Mamie Peace, 94, of Berwyn, a nurse who was the first African American nursing director in the operating rooms at Thomas Jefferson University Hospital, died Friday, April 21, of respiratory failure at her home.
The driving forces behind Mrs. Peace’s life were her Christian faith, the importance of education, and compassion for others.
An elegant, articulate, forceful person, Mrs. Peace understood how to be a caregiver and a leader. When those qualities were called for, she stepped forward, even when the times were not welcoming to African Americans and women.
“She was my idol. She put her head down and pushed through it,” said daughter Lynnell, a lawyer.
In 1947, Mrs. Peace joined the operating room staff at Goldwater Memorial Hospital on Welfare Island in New York City, a chronic care facility for the poor.
In 1953, she became an operating room nursing supervisor and clinical instructor at Hubbard Hospital, affiliated with Meharry Medical College in Nashville. The college is one of the nation’s oldest historically black academic health centers.
But it was in the mid-1950s, when Mrs. Peace came to Jefferson, that she made her most lasting mark.
Mrs. Peace rose from operating room nurse to a member of the faculty of Jefferson Medical College. She was assistant nursing supervisor of the operating room; then supervisor and acting director; and, finally, in 1968, the first black director of the hospital’s operating-room nurses.
“Mrs. Peace was passionate about her career as a nurse, and advanced her profession at a time when many women and African Americans were not always afforded the same opportunities,” said Rich Webster, Jefferson hospitals president, and Mary Ann McGinley, a senior vice president and chief nursing officer.
“She was a role model at Jefferson and to many because of her determination and will to succeed," Webster said. "Her legacy is one that is respected, and one that will be remembered here for many years.”
In 1987, Mrs. Peace retired to care for her mother. This February, the hospital held a reception recognizing her contributions.

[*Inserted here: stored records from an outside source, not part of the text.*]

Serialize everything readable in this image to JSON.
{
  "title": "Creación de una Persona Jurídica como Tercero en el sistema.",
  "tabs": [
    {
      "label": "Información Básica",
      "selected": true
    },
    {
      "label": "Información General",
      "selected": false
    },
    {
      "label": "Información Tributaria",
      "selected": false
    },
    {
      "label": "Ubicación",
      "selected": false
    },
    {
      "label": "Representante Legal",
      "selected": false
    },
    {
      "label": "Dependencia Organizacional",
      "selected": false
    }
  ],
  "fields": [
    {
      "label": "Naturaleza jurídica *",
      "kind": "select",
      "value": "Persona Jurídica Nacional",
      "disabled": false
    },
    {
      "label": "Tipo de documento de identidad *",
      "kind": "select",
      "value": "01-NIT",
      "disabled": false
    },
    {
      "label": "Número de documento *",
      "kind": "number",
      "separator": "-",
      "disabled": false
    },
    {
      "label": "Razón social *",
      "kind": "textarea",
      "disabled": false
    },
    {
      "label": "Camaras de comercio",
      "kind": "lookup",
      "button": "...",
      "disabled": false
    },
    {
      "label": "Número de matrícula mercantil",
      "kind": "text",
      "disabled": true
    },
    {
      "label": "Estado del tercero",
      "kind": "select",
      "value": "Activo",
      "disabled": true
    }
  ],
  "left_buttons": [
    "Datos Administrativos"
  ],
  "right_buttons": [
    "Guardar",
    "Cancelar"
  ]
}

Seated in a wheelchair, she greeted a room packed with well-wishers.
Mrs. Peace was awarded a 1965 citation from the Chapel of Four Chaplains, and at various times received citations from the mayor of Philadelphia and City Council for exceptional service.
While in New York, Mrs. Peace became a member of the Association of periOperative Registered Nurses. She stayed active in the group, which represents nurses in the operating room. Later, she headed the association’s Philadelphia chapter.
Born in Frogmore, S.C., Mrs. Peace moved to Philadelphia, where she graduated from William Penn High School for Girls. She earned a nursing degree from New York University’s Bellevue School of Nursing in 1947. She completed a bachelor of science degree in professional arts from St. Joseph’s College in Windham, Maine, and received a certificate in personnel management from Pennsylvania State University.
In 1961, she married the Rev. Lee E. Peace. The couple had two daughters. Her husband died in 2009.
Mrs. Peace was a member of Saints Memorial Baptist Church in Bryn Mawr. Known as “Mom Peace,” she taught adult Sunday school and vacation Bible school, and volunteered with the pastor’s aid ministry.
Besides her daughter, Mrs. Peace is survived by a daughter, Carmella Holloway; six grandchildren; and seven great-grandchildren.
Services were Monday, May 1.
Donations may be made to Saints Memorial Baptist Church, 47 S. Warner Ave., Bryn Mawr, Pa. 19010.